  • Learn more about this feature in our knowledge base article

Do you really want to delete this prezi?

Neither you, nor the coeditors you shared it with will be able to recover it again.


Persian Mythology

No description

Arianna Mirabedini

on 14 April 2014

Comments (0)

Please log in to add your comment.

Report abuse

Transcript of Persian Mythology

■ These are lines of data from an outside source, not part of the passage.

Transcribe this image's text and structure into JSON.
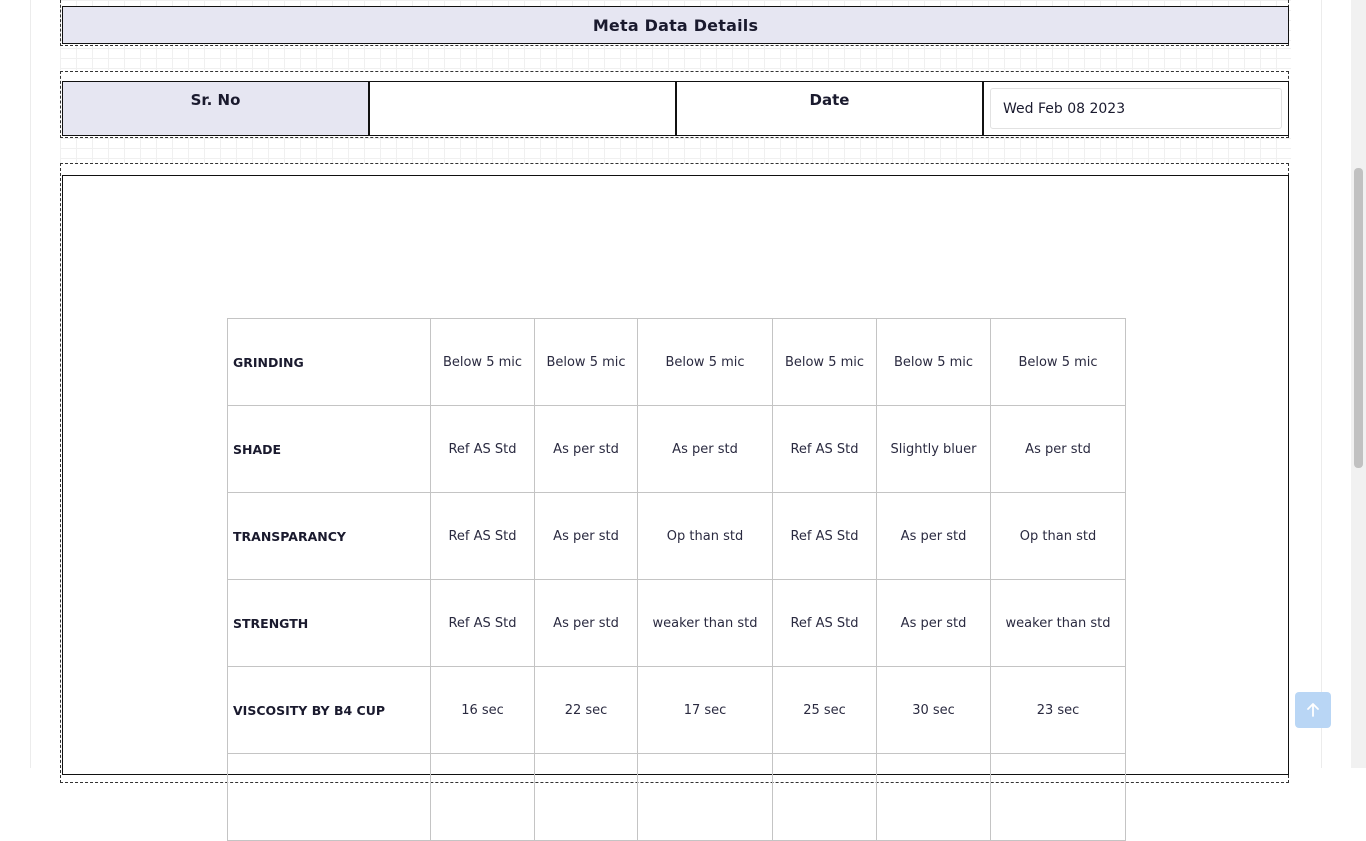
{
  "header": {
    "title": "Meta Data Details"
  },
  "meta": {
    "sr_no_label": "Sr. No",
    "sr_no_value": "",
    "date_label": "Date",
    "date_value": "Wed Feb 08 2023"
  },
  "results_table": {
    "rows": [
      {
        "param": "GRINDING",
        "values": [
          "Below 5 mic",
          "Below 5 mic",
          "Below 5 mic",
          "Below 5 mic",
          "Below 5 mic",
          "Below 5 mic"
        ]
      },
      {
        "param": "SHADE",
        "values": [
          "Ref AS Std",
          "As per std",
          "As per std",
          "Ref AS Std",
          "Slightly bluer",
          "As per std"
        ]
      },
      {
        "param": "TRANSPARANCY",
        "values": [
          "Ref AS Std",
          "As per std",
          "Op than std",
          "Ref AS Std",
          "As per std",
          "Op than std"
        ]
      },
      {
        "param": "STRENGTH",
        "values": [
          "Ref AS Std",
          "As per std",
          "weaker than std",
          "Ref AS Std",
          "As per std",
          "weaker than std"
        ]
      },
      {
        "param": "VISCOSITY BY B4 CUP",
        "values": [
          "16 sec",
          "22 sec",
          "17 sec",
          "25 sec",
          "30 sec",
          "23 sec"
        ]
      },
      {
        "param": "",
        "values": [
          "",
          "",
          "",
          "",
          "",
          ""
        ]
      }
    ]
  },
  "icons": {
    "back_to_top": "arrow-up-icon"
  },
  "colors": {
    "header_bg": "#e6e6f2",
    "back_to_top_bg": "#b9d6f5"
  }
}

Persian Mythology
Eternal Opponents
One of the other key themes in Persian mythology, was the idea of
eternal opponents
. These were two deities that were destined to forever be enemies and were constantly fighting. One example is of the evil Daeva, Aka Manah and his
eternal opponent
Vohu Manah. Aka Manah was the demon of sensual desire and/or lust. Vohu Manah was the personification of wisdom and protector of the animal world. These two ideas of lust and wisdom were thought to be total opposites therefore making Aka Manah and Vohu Manah
eternal opponents
But where did it all start?
The ancient Persians believed Spenta Mainyu was the "Holy Spirit of creation." Though he was not believed to be the first God or the most important, they thought him to be the creator of mankind and the light and goodness brought to humans. His twin brother, Angra Mainyu was the personified version of darkness brought upon humans thus explaining why good and bad happened.
Many, if not all mythology based religions have a group of "leader" type deities. These are smaller groups of Gods that stand for good and usually portray vital necessities, personality traits that were admired, or natural occurrences that baffled the people worshiping these Gods. In Persian mythology there were the Amesha Spentas or, "the Divine Seven." This group was made up of
, the Goddess of immortality and plant life.
, the Goddess of the Earth, fertility, and the dead.
Asha Vahishta
, the God of physical and moral order on Earth.
, the Goddess of perfection, life after death, and prosperity.
Khshathra Vairya
, the protector of the poor and God of desire.
, messenger God and God of obedience. And lastly
Vohu Manah
, God of wisdom and animals. In Persian mythology, these Gods acted almost as superheroes against the darkness that the world offered. They also greatly resemble the Gods of Olympus who's attributes were those that the Greeks greatly admired and/or respected.
The mythology and beliefs of a culture give us a way of seeing how ancient peoples thought and acted. For example, Greek mythology was much more of a dramatic play, Roman mythology demanded order and for the people to live a certain way of life, and Persian mythology seems to have been centered around how to distinguish between good and bad and what moral code to follow.
The Good
The Evil
Persian Mythology splits up into various different categories depending on the time period and what cultures were influencing the Persian empire at the time. The most common theme throughout Persian Mythology is the separation of good and evil. At first, the higher ranked Gods were called Ahuras and the lesser ranked were called Daevas. As time went on it was written that the Ahuras were the major Gods who stood for good and the Daevas acted as demons who stood for chaos and destruction.
Cultural Similarities
Full transcript